Data for this exercise –
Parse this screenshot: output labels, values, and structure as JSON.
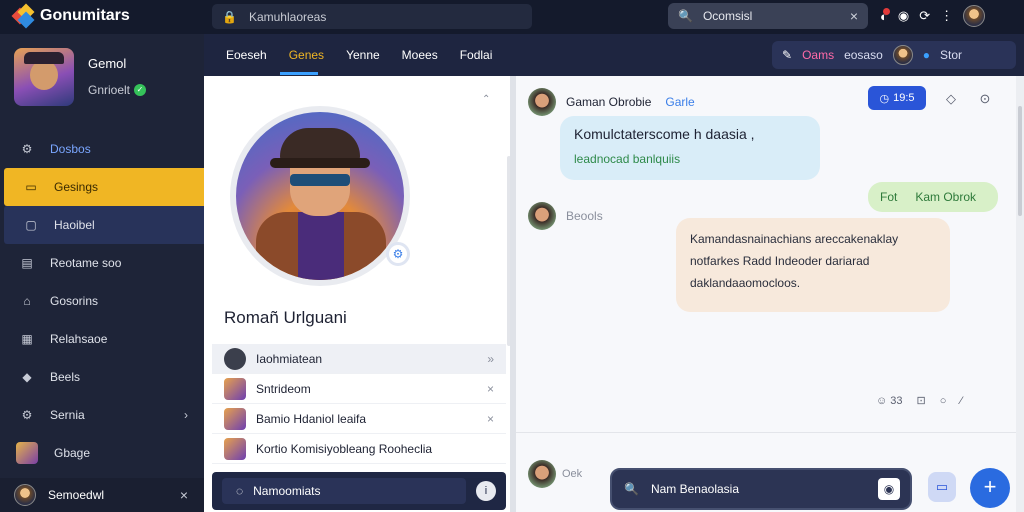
{
  "app": {
    "name": "Gonumitars"
  },
  "topbar": {
    "search_left": "Kamuhlaoreas",
    "search_right": "Ocomsisl"
  },
  "sidebar": {
    "profile": {
      "name": "Gemol",
      "status": "Gnrioelt"
    },
    "items": [
      {
        "label": "Dosbos"
      },
      {
        "label": "Gesings"
      },
      {
        "label": "Haoibel"
      },
      {
        "label": "Reotame soo"
      },
      {
        "label": "Gosorins"
      },
      {
        "label": "Relahsaoe"
      },
      {
        "label": "Beels"
      },
      {
        "label": "Sernia"
      },
      {
        "label": "Gbage"
      }
    ],
    "bottom_user": "Semoedwl"
  },
  "subbar": {
    "tabs": [
      "Eoeseh",
      "Genes",
      "Yenne",
      "Moees",
      "Fodlai"
    ],
    "right_pink": "Oams",
    "right_mid": "eosaso",
    "right_end": "Stor"
  },
  "profile_panel": {
    "name": "Romañ Urlguani",
    "list": [
      {
        "label": "Iaohmiatean",
        "action": "»"
      },
      {
        "label": "Sntrideom",
        "action": "×"
      },
      {
        "label": "Bamio Hdaniol leaifa",
        "action": "×"
      },
      {
        "label": "Kortio Komisiyobleang Rooheclia",
        "action": ""
      }
    ],
    "input_label": "Namoomiats"
  },
  "chat": {
    "header_name": "Gaman Obrobie",
    "header_sub": "Garle",
    "pill_label": "19:5",
    "msg1_line1": "Komulctaterscome h daasia ,",
    "msg1_line2": "leadnocad banlquiis",
    "green_left": "Fot",
    "green_right": "Kam Obrok",
    "sender2": "Beools",
    "msg2_lines": [
      "Kamandasnainachians areccakenaklay",
      "notfarkes Radd Indeoder dariarad",
      "daklandaaomocloos."
    ],
    "reactions": [
      "33",
      "",
      ""
    ],
    "bottom_preview": "Oek",
    "search_placeholder": "Nam Benaolasia"
  }
}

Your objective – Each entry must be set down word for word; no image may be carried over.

Written answer –
Parse this screenshot: output labels, values, and structure as JSON.
{
  "app": {
    "name": "Gonumitars"
  },
  "topbar": {
    "search_left": "Kamuhlaoreas",
    "search_right": "Ocomsisl"
  },
  "sidebar": {
    "profile": {
      "name": "Gemol",
      "status": "Gnrioelt"
    },
    "items": [
      {
        "label": "Dosbos"
      },
      {
        "label": "Gesings"
      },
      {
        "label": "Haoibel"
      },
      {
        "label": "Reotame soo"
      },
      {
        "label": "Gosorins"
      },
      {
        "label": "Relahsaoe"
      },
      {
        "label": "Beels"
      },
      {
        "label": "Sernia"
      },
      {
        "label": "Gbage"
      }
    ],
    "bottom_user": "Semoedwl"
  },
  "subbar": {
    "tabs": [
      "Eoeseh",
      "Genes",
      "Yenne",
      "Moees",
      "Fodlai"
    ],
    "right_pink": "Oams",
    "right_mid": "eosaso",
    "right_end": "Stor"
  },
  "profile_panel": {
    "name": "Romañ Urlguani",
    "list": [
      {
        "label": "Iaohmiatean",
        "action": "»"
      },
      {
        "label": "Sntrideom",
        "action": "×"
      },
      {
        "label": "Bamio Hdaniol leaifa",
        "action": "×"
      },
      {
        "label": "Kortio Komisiyobleang Rooheclia",
        "action": ""
      }
    ],
    "input_label": "Namoomiats"
  },
  "chat": {
    "header_name": "Gaman Obrobie",
    "header_sub": "Garle",
    "pill_label": "19:5",
    "msg1_line1": "Komulctaterscome h daasia ,",
    "msg1_line2": "leadnocad banlquiis",
    "green_left": "Fot",
    "green_right": "Kam Obrok",
    "sender2": "Beools",
    "msg2_lines": [
      "Kamandasnainachians areccakenaklay",
      "notfarkes Radd Indeoder dariarad",
      "daklandaaomocloos."
    ],
    "reactions": [
      "33",
      "",
      ""
    ],
    "bottom_preview": "Oek",
    "search_placeholder": "Nam Benaolasia"
  }
}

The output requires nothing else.